(Beginning of EXERCISE MATERIALS)

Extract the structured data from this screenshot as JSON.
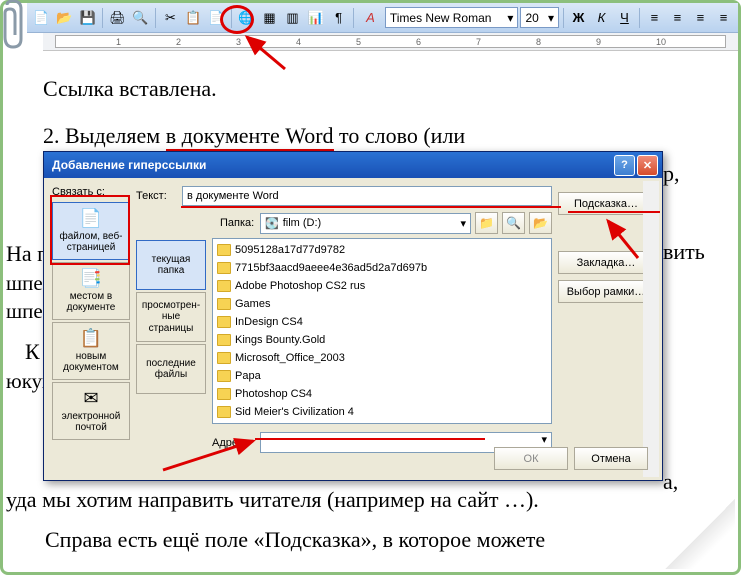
{
  "toolbar": {
    "font_name": "Times New Roman",
    "font_size": "20",
    "bold": "Ж",
    "italic": "К",
    "underline": "Ч"
  },
  "doc": {
    "line1": "Ссылка вставлена.",
    "line2a": "2. Выделяем ",
    "line2b": "в документе Word",
    "line2c": " то слово (или",
    "line3_tail": "р,",
    "line4_tail": "вить",
    "line5_post": "уда мы хотим направить читателя (например на сайт …).",
    "line6": "Справа есть ещё поле «Подсказка», в которое можете",
    "left_snip1": "На п",
    "left_snip2": "шпел",
    "left_snip3": "шпер",
    "left_snip4": "К",
    "left_snip5": "юкум",
    "right_snip1": "а,"
  },
  "dialog": {
    "title": "Добавление гиперссылки",
    "link_with": "Связать с:",
    "text_label": "Текст:",
    "text_value": "в документе Word",
    "folder_label": "Папка:",
    "folder_value": "film (D:)",
    "link_opts": {
      "file_web": "файлом, веб-страницей",
      "place_doc": "местом в документе",
      "new_doc": "новым документом",
      "email": "электронной почтой"
    },
    "tabs": {
      "current": "текущая папка",
      "browsed": "просмотрен-ные страницы",
      "recent": "последние файлы"
    },
    "files": [
      "5095128a17d77d9782",
      "7715bf3aacd9aeee4e36ad5d2a7d697b",
      "Adobe Photoshop CS2 rus",
      "Games",
      "InDesign CS4",
      "Kings Bounty.Gold",
      "Microsoft_Office_2003",
      "Papa",
      "Photoshop CS4",
      "Sid Meier's Civilization 4"
    ],
    "address_label": "Адрес:",
    "btn_hint": "Подсказка…",
    "btn_bookmark": "Закладка…",
    "btn_frame": "Выбор рамки…",
    "btn_ok": "ОК",
    "btn_cancel": "Отмена"
  }
}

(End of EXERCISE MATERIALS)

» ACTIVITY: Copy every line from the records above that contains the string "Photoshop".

» FINISHED EXERCISE:
      "Adobe Photoshop CS2 rus",
      "Photoshop CS4",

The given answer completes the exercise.